Sisi’s Brave New Egypt?

Egyptian President Abdel Fattah al-Sisi continues to be the antithesis of longstanding mainstream media portrayals of him.

First there was his historic speech where he, leader of the largest Arab nation, and a Muslim, accused Islamic thinking of being the scourge of humanity -- in words that no Western leader would dare utter.  This remarkable speech -- which some say should earn him the Nobel Peace Prize -- might have fallen by the wayside had it not been posted on my website and further disseminated by PJ Media’s Roger L. Simon, Michael Ledeen, Roger Kimball, and many others, including Bruce Thornton and Robert Spencer.

Instead, MSM headlines on the day of and days after Sisi’s speech included “Egypt President Sisi urged to free al-Jazeera reporter” (BBC, Jan 1), “Egyptian gays living in fear under Sisi regime” (USA Today, Jan. 2), and “George Clooney’s wife Amal risks arrest in Egypt” (Fox News, Jan. 3).

Of course, the MSM finally did report on Sisi’s speech -- everyone else seemed to know about it -- but, again, to portray Sisi in a negative light.  Thus, after briefly quoting the Egyptian president’s call for a “religious revolution,” the New York Times immediately adds:

Others, though, insist that the sources of the violence are alienation and resentment, not theology. They argue that the authoritarian rulers of Arab states — who have tried for decades to control Muslim teaching and the application of Islamic law — have set off a violent backlash expressed in religious ideas and language.

In other words, jihadi terror is a product of Sisi, whom the NYT habitually portrays as an oppressive autocrat -- especially for his attempts to try to de-radicalize Muslim sermons and teachings (as discussed in this article).
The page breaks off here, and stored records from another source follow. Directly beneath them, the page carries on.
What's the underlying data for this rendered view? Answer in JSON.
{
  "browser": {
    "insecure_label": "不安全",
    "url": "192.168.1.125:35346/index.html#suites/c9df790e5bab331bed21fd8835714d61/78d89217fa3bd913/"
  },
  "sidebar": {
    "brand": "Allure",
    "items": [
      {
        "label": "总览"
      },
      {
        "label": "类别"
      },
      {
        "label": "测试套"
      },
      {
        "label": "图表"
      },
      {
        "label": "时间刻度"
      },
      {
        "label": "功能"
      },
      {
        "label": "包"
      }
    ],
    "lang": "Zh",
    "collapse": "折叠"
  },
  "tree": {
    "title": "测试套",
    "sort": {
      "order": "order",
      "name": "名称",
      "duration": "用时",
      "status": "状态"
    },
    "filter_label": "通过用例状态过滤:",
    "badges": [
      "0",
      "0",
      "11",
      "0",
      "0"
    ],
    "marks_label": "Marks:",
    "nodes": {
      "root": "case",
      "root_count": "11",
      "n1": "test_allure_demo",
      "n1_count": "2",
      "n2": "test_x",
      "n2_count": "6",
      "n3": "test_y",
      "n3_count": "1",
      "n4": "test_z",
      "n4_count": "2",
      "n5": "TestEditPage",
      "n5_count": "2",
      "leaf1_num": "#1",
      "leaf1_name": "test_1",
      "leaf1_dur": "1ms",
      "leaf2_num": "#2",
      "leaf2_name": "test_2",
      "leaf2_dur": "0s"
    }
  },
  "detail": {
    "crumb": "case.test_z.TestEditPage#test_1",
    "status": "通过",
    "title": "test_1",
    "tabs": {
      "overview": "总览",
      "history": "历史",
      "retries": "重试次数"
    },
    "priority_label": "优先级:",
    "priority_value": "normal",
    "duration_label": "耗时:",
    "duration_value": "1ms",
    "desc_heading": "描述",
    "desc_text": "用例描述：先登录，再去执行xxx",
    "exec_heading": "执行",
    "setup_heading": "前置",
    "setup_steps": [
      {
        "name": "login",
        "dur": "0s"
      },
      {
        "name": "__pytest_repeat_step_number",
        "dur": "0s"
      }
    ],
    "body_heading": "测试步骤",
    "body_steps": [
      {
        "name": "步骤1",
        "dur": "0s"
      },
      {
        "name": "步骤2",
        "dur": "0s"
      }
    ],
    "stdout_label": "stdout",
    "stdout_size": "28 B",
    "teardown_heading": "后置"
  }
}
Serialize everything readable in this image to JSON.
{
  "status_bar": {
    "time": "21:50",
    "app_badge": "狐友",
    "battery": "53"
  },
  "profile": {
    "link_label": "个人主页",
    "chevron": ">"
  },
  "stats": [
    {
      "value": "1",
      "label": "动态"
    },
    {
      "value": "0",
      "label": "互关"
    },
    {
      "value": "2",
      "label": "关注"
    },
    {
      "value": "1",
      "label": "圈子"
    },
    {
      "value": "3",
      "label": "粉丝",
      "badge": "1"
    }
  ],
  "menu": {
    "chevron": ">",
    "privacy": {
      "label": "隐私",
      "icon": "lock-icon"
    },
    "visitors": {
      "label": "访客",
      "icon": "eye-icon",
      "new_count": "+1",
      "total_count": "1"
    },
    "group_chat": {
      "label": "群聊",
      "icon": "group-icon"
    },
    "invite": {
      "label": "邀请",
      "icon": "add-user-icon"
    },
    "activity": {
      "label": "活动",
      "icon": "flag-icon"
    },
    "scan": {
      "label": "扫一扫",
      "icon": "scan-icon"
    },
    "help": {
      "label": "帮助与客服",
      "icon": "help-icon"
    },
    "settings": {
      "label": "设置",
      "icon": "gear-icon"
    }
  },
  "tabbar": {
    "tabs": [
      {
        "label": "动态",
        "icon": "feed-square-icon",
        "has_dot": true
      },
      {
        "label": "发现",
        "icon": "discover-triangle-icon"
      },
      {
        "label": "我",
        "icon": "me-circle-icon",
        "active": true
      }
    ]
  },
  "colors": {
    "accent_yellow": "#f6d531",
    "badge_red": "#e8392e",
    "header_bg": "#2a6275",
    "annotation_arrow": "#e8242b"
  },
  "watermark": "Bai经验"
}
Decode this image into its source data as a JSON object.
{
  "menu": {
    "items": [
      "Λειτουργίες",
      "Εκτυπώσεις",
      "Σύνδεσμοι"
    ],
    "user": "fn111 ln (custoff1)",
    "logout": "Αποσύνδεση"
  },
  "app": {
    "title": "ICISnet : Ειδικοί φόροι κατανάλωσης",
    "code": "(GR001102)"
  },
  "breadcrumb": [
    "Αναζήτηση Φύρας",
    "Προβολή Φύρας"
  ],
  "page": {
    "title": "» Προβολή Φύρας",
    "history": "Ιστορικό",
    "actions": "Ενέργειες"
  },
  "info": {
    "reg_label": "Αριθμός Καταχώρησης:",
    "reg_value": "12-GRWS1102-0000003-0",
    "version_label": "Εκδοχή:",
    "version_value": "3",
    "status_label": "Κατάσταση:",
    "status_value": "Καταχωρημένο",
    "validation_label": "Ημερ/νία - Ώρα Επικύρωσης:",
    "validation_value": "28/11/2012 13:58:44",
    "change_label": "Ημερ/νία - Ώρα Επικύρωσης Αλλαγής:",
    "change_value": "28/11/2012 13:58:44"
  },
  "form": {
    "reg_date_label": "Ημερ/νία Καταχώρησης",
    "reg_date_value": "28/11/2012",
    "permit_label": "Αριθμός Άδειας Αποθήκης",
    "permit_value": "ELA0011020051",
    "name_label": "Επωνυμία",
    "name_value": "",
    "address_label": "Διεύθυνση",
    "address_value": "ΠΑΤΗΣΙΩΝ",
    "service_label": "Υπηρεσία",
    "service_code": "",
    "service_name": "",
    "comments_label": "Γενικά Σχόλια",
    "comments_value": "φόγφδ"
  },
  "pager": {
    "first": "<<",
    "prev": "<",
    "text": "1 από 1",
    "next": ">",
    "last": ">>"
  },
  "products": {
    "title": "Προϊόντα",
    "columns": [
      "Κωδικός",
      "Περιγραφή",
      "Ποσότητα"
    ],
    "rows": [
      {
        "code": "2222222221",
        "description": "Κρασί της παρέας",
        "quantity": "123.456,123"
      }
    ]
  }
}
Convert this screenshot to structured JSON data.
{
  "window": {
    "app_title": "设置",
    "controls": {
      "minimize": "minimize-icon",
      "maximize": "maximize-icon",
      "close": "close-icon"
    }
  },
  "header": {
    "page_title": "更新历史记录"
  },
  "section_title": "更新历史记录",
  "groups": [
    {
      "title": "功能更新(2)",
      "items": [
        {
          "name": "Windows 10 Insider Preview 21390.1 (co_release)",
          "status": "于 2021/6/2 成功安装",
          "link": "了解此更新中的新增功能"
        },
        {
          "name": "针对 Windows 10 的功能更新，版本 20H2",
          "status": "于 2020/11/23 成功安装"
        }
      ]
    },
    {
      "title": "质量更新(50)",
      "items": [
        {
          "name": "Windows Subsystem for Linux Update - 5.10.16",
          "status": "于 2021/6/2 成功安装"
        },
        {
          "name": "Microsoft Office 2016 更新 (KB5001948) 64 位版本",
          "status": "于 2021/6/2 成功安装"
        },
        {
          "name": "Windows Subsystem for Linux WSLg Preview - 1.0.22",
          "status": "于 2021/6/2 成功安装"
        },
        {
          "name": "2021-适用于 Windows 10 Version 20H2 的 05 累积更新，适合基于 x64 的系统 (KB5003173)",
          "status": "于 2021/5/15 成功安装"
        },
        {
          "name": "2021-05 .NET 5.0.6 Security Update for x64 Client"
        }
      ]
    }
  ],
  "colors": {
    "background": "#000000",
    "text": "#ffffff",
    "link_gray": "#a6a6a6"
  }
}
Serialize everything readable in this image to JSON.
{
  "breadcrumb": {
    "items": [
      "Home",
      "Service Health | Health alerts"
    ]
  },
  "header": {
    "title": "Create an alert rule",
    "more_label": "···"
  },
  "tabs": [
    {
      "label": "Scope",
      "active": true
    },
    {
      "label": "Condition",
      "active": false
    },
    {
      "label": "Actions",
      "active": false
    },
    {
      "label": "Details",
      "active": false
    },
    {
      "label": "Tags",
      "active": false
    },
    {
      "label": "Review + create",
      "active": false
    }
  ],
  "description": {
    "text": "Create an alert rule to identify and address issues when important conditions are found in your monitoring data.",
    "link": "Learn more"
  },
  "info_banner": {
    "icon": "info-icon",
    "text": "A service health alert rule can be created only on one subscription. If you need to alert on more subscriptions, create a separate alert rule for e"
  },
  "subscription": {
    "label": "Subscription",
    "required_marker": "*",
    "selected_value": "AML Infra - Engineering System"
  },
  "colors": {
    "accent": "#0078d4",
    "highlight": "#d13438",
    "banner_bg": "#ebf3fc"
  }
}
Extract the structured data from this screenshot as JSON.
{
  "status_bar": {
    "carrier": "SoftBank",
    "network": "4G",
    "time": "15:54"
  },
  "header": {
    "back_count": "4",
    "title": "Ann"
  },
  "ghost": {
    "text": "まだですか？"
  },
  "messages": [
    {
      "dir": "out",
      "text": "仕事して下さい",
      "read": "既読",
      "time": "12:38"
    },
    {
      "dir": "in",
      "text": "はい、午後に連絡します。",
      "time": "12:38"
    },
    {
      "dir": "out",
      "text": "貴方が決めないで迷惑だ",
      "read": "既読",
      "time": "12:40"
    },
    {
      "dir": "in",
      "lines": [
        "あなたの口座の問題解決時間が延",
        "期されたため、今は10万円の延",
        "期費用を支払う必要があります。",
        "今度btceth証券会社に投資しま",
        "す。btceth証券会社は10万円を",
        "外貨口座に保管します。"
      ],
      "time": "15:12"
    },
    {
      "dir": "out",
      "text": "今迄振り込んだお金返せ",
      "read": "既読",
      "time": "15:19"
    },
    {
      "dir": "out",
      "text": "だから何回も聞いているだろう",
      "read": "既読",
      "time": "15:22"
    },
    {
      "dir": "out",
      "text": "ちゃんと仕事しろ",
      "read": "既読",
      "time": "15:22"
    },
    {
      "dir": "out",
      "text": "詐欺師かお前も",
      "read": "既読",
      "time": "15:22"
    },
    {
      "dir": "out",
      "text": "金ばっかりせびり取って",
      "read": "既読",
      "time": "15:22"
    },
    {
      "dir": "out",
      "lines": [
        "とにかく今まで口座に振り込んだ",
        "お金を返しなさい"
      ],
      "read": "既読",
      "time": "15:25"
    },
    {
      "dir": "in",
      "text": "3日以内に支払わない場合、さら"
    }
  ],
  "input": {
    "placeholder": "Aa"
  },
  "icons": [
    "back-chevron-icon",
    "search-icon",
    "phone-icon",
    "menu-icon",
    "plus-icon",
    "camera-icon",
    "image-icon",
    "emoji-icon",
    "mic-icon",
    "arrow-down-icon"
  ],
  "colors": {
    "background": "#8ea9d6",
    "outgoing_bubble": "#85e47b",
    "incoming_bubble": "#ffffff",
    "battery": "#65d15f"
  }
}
Next, Sisi went to the St. Mark Coptic Cathedral during Christmas Eve Mass to offer Egypt’s Christian minority his congratulations and well wishing.  Here again he made history as the first Egyptian president to enter a church during Christmas mass -- a thing vehemently criticized by the nation’s Islamists, including the Salafi party (Islamic law bans well wishing to non-Muslims on their religious celebrations, which is why earlier presidents -- Nasser, Sadat, Mubarak, and of course Morsi -- never attended Christmas mass).